This blog post is part of a series on an anti-racism initiative at the NCCDH. The post is a personal reflection authored by an NCCDH staff member and is focused on her experiences of racism as a Black woman, intersections between settler colonialism and colonialism experienced elsewhere and reflections on relationships with Indigeneity.
In this blog post by epidemiologist Brianne Wood, the author discusses the use of data to shape practice at the Thunder Bay District Health Unit and the North West Local Health Integration Network, where she works.
In this blog post, I unpack some of the concepts discussed in a recent NCCDH-hosted webinar on Indigenous health promotion, tying them to ideas brought up in a workshop on Indigenous cultural safety at TOPHC 2018. I am a White settler who lives and works in Waterloo, Ontario, on the Haldimand Tract, the traditional territory of the Neutral, Anishnaabeg and Haudenosauonee peoples.
Back in early February, four NCCs came together to host an NCC Knowledge Exchange Forum Towards TB Elimination in Northern and Indigenous Communities.
One way that public health organizations can help dismantle racism is by facilitating conversations about how racial inequity plays out in social, scientific and legislative arenas. It is with this aim that I moderated the closing plenary session at the annual pan-Canadian public health gathering, Public Health 2017, in Halifax, NS, located in Mi’kma’ki, the ancestral and unceded territory of the Mi’kmaq People.

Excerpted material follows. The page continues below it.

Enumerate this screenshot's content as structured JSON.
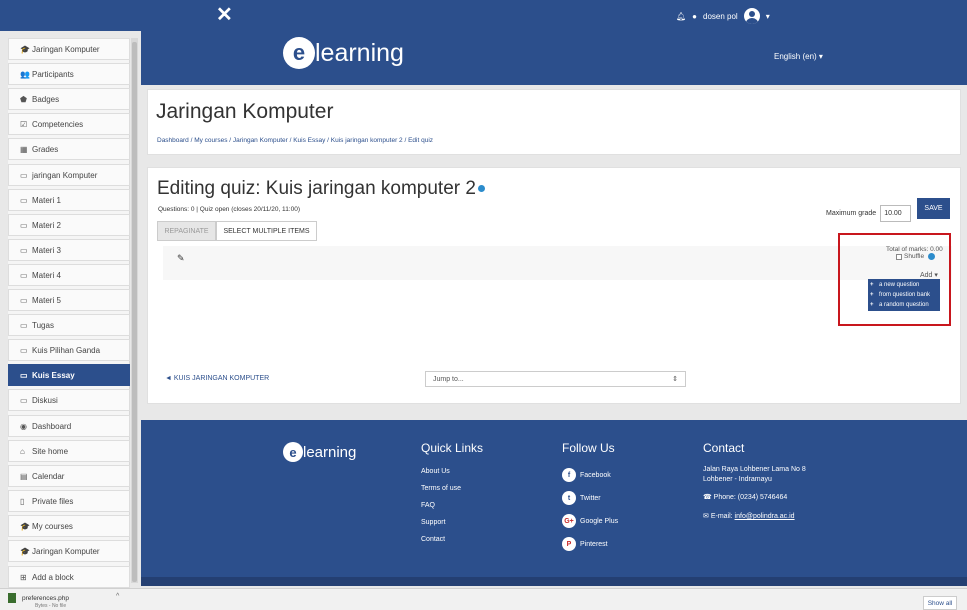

When I attended the Public Health 2017 conference this past summer in Halifax, NS, (in Mi’kmaki, the ancestral and unceded territory of the Mi’kmaq People), there were multiple resources from the First Nations Health Directors Association (FNHDA) of British Columbia that I found very interesting. One of the other resources the FNHDA shared also caught my attention: the Social Determinants of Health Discussion Guide, created by the First Nations Health Council (FNHC) in BC.
At a symposium held at the Public Health 2017 conference, we learned about the concept of lateral kindness — a deliberate attempt by Indigenous communities to counter the lateral violence experienced as a result of colonization in Canada.

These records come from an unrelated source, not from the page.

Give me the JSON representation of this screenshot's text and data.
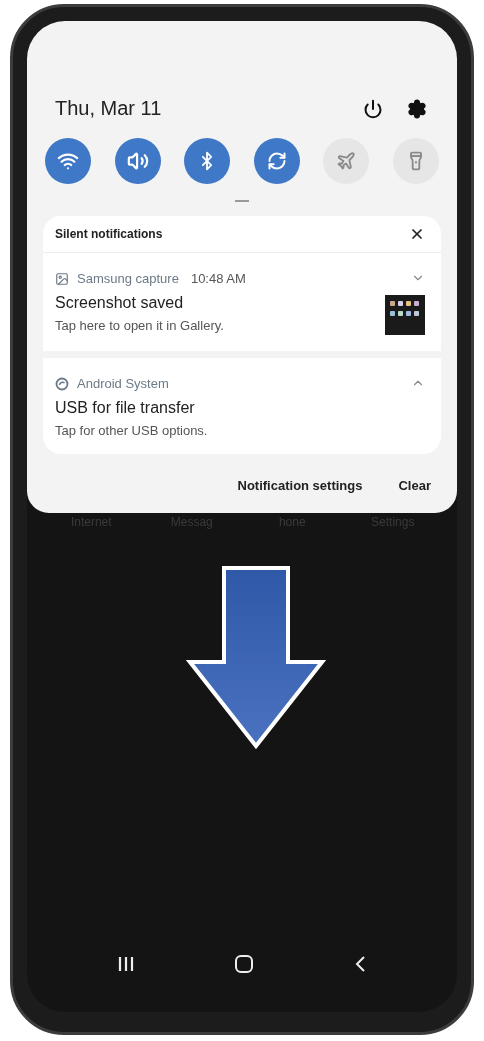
{
  "quick_panel": {
    "date": "Thu, Mar 11",
    "toggles": [
      {
        "kind": "wifi",
        "on": true
      },
      {
        "kind": "sound",
        "on": true
      },
      {
        "kind": "bluetooth",
        "on": true
      },
      {
        "kind": "rotate",
        "on": true
      },
      {
        "kind": "airplane",
        "on": false
      },
      {
        "kind": "flashlight",
        "on": false
      }
    ]
  },
  "notifications": {
    "header": "Silent notifications",
    "items": [
      {
        "kind": "capture",
        "app": "Samsung capture",
        "time": "10:48 AM",
        "title": "Screenshot saved",
        "text": "Tap here to open it in Gallery.",
        "expanded": false
      },
      {
        "kind": "system",
        "app": "Android System",
        "title": "USB for file transfer",
        "text": "Tap for other USB options.",
        "expanded": true
      }
    ],
    "buttons": [
      "Notification settings",
      "Clear"
    ]
  },
  "home_labels": [
    "Internet",
    "Messag",
    "hone",
    "Settings"
  ]
}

Indigenous knowledge translation (KT) is a concept of central importance in public health practice. The recent annual conference of the Canadian Public Health Association (CPHA) highlighted many sessions reinforcing that the application, processes, outcomes, assumptions and integrity of research can all be strengthened by thinking about KT from an Indigenous perspective.
One of the central conversations throughout the gathering “Pathways to Health Equity for Aboriginal Peoples” was about different ways of knowing and how this is critical to doing research and knowledge translation that is meaningful to the Indigenous peoples (First Nations, Inuit, Metis) of Canada.
The NCCDH was very pleased to be invited to participate in the Prenatal Environmental Health Education (PEHE) forum on November 20-21, 2014 in Ottawa, ON. The forum was a two day event that brought together researchers, practitioners, and organizations interested in the impact of exposure to environmental health contaminants on pregnant women and their babies.
With contributions from Karen Serwonka, Caroline Krebs, Sande Harlos, and Lissa Donner. Now available: Executive summary and full report of the June 2013 health equity forum A knowledge translation forum on health equity and social determinants of health.
NCCDH & NCCID recognize World TB Day with a new Public Health Speaks conversation.